The other Earth Official, the Spleen, according to Chinese medicine is the official of transportation and distribution. As such, it takes what the stomach has prepared and moves it on to nourish the cells in the body. A healthy Spleen not only nourishes us at the physical level, but also makes sure the nourishment reaches our minds and spirits. In the following example, we see how an acupuncturist may use one of the twenty-one points on the Spleen meridian to assist in restoring health to body, mind, and spirit.
Spleen 8: “Earth Motivator”
This point gets the official of transport moving. Even if the granaries and storehouses are full, we will starve if the means of transportation fail. “Earth Motivator” invigorates and prepares the earth within us for planting. Imagine scattering seeds on hard, unyielding soil – few, if any, will take root. Like a bulldozer, this point breaks up, moves and turns the soil within us. Then new growth can occur, promising a richer harvest. A new vitality begins to be felt. Hardness and stubbornness, which manifest as selfishness and lack of sympathy, are transformed into greater thoughtfulness and care in relations with others.
We can see that if the Earth element is out of balance, we may be prone to digestive disorders – as well as illness in any other organ or function of the body, for all are dependent on the stomach and spleen for nourishment.
Consider these everyday expressions, heard but often unnoticed, from someone whose Earth element could be in distress: “I just can’t stomach it… I can’t digest it… Let’s get down to earth… The ground was pulled out from under me… Stand on your own two feet… I have to care for everyone else but nobody takes care of me… I’m always hungry… Nothing fills me up.”
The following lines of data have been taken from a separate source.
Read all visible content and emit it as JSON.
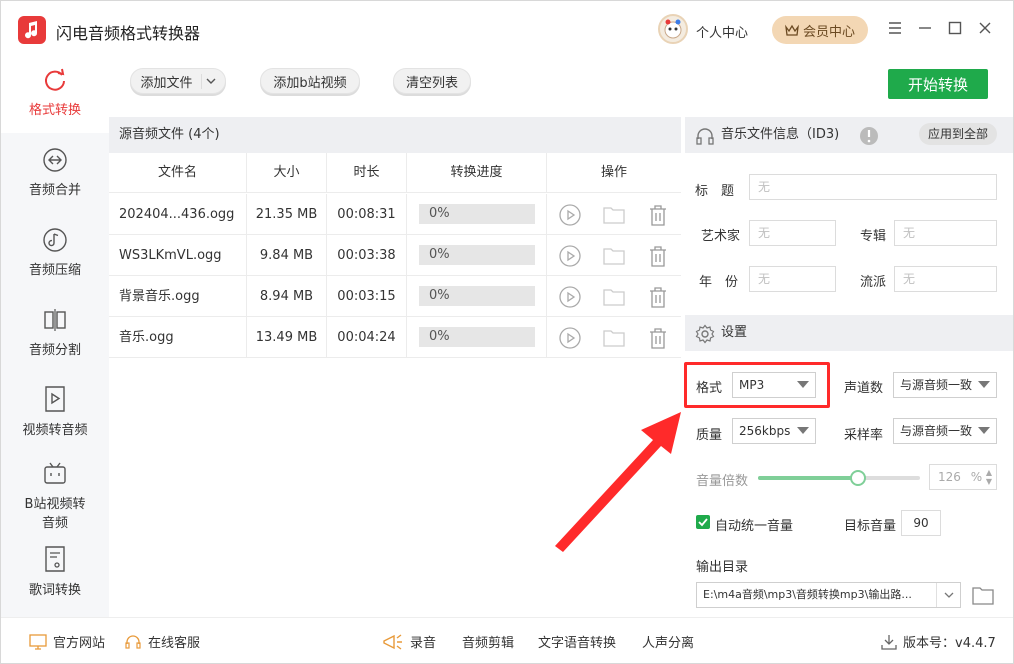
{
  "app": {
    "title": "闪电音频格式转换器",
    "accent": "#e83a3a"
  },
  "header": {
    "personal_center": "个人中心",
    "vip_center": "会员中心"
  },
  "sidebar": {
    "items": [
      {
        "label": "格式转换",
        "icon": "refresh-circle-icon",
        "active": true
      },
      {
        "label": "音频合并",
        "icon": "merge-icon"
      },
      {
        "label": "音频压缩",
        "icon": "music-note-icon"
      },
      {
        "label": "音频分割",
        "icon": "split-icon"
      },
      {
        "label": "视频转音频",
        "icon": "video-play-icon"
      },
      {
        "label": "B站视频转",
        "label2": "音频",
        "icon": "bilibili-icon"
      },
      {
        "label": "歌词转换",
        "icon": "lyrics-icon"
      }
    ]
  },
  "toolbar": {
    "add_file": "添加文件",
    "add_bilibili": "添加b站视频",
    "clear_list": "清空列表",
    "start": "开始转换",
    "start_color": "#1faa4b"
  },
  "files": {
    "header": "源音频文件 (4个)",
    "columns": [
      "文件名",
      "大小",
      "时长",
      "转换进度",
      "操作"
    ],
    "rows": [
      {
        "name": "202404...436.ogg",
        "size": "21.35 MB",
        "duration": "00:08:31",
        "progress": "0%"
      },
      {
        "name": "WS3LKmVL.ogg",
        "size": "9.84 MB",
        "duration": "00:03:38",
        "progress": "0%"
      },
      {
        "name": "背景音乐.ogg",
        "size": "8.94 MB",
        "duration": "00:03:15",
        "progress": "0%"
      },
      {
        "name": "音乐.ogg",
        "size": "13.49 MB",
        "duration": "00:04:24",
        "progress": "0%"
      }
    ]
  },
  "id3": {
    "title": "音乐文件信息（ID3)",
    "apply_all": "应用到全部",
    "title_label": "标　题",
    "artist_label": "艺术家",
    "album_label": "专辑",
    "year_label": "年　份",
    "genre_label": "流派",
    "placeholder": "无"
  },
  "settings": {
    "title": "设置",
    "format_label": "格式",
    "format_value": "MP3",
    "channel_label": "声道数",
    "channel_value": "与源音频一致",
    "quality_label": "质量",
    "quality_value": "256kbps",
    "samplerate_label": "采样率",
    "samplerate_value": "与源音频一致",
    "volume_label": "音量倍数",
    "volume_value": "126",
    "volume_unit": "%",
    "auto_volume_label": "自动统一音量",
    "auto_volume_checked": true,
    "target_volume_label": "目标音量",
    "target_volume_value": "90",
    "output_label": "输出目录",
    "output_path": "E:\\m4a音频\\mp3\\音频转换mp3\\输出路..."
  },
  "annotation": {
    "highlight_color": "#ff2a2a"
  },
  "footer": {
    "website": "官方网站",
    "service": "在线客服",
    "record": "录音",
    "edit": "音频剪辑",
    "tts": "文字语音转换",
    "vocal": "人声分离",
    "version": "版本号：v4.4.7"
  }
}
In summary, every process must invariably pass through its period of harvest, grand or small as it may be. Physically and spiritually, the period of late summer is a time for slowing down and gathering in. It is a time when we recognize and hold the fruits of labor. Imagine the farmer filling the silo after the harvest: Now that the heavy work is over, he can reflect contentedly on all that has brought him to this moment and this season.
It is appropriate for us, too, to acknowledge this stage of our own life cycle. From the harvest of our experience, we develop a natural inclination to share and serve others. Well nourished ourselves, we can recognize where needs exist and how best to fill them. Exercising our compassion, we can become caretakers of the earth.
- Enjoy the abundance of fruits and fresh vegetables
Be aware of their special qualities, each succulence different from the next. Carrots are crisp, cucumbers cool, tomatoes luscious, peaches sweet. Look at the seeds, and reflect on the fact that within each harvest lie the seeds of the next.
- Be thoughtful of how you can nourish others.
In this season when nature gives her bounty, we also rejoice in giving, with attention to the special needs of others. You need not wait until you can give a “great gift.” A word, a courtesy, a thoughtfulness – given today – is a great gift.
- Be conscious of the harvest of your life.
Think about yourself, your relationships, and your work. What parts of your life are bearing fruit? Where is the harvest rich? Where do you find it stunted?
- Consider what you need to do to make ready for the letting go of autumn.
Holding your harvest in mind, ask what is overgrown or unneeded. What distracts you from your dearest concerns? What might you wish to simplify in yourself or in your life?